Average fixed-rate mortgages edged higher this week, but forecasters are unsure if the rising rates may be a temporary blip or a more lasting one.
“This week’s survey reflects pre-election market conditions,” says Sean Becketti, Freddie Mac’s chief economist. “As a result, the 30-year mortgage rate increased to 3.57 percent, only 3 basis points higher than last week’s level. On Wednesday, the 10-year Treasury yield closed above 2 percent, about 25 basis points higher than its pre-election value and its highest yield since January. At this point, it is too soon to tell whether Treasuries will hold this new level or if the mortgage rate will increase as much over the coming week.”
Freddie Mac reports the following national averages with mortgage rates for the week ending Nov. 10:
- 30-year fixed-rate mortgages: averaged 3.57 percent, with an average 0.5 point, rising from last week’s 3.54 percent average. A year ago, 30-year rates averaged 3.98 percent.
- 15-year fixed-rate mortgages: averaged 2.88 percent, with an average 0.5 point, rising from last week’s 2.84 percent average. A year ago, 15-year rates averaged 3.20 percent.
- 5-year hybrid adjustable-rate mortgages: averaged 2.88 percent, with an average 0.4 point, increasing from a 2.87 percent average the prior week.

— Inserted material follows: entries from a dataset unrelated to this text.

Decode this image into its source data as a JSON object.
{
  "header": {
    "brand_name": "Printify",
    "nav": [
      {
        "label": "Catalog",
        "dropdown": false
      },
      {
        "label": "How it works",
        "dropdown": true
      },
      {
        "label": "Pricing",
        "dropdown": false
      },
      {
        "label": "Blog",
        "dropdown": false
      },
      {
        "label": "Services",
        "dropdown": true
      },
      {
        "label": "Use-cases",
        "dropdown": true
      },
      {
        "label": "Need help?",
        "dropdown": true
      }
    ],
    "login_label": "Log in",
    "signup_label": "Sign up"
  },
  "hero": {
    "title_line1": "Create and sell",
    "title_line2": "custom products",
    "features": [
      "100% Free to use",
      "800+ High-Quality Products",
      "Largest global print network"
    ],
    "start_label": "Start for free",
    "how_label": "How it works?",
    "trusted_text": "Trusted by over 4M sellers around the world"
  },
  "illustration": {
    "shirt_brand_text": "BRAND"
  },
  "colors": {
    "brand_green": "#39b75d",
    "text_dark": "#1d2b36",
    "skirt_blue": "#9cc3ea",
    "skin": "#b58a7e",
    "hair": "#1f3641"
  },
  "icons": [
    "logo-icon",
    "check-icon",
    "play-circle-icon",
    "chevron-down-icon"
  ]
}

Last year at this time, 5-year ARMs averaged 3.03 percent.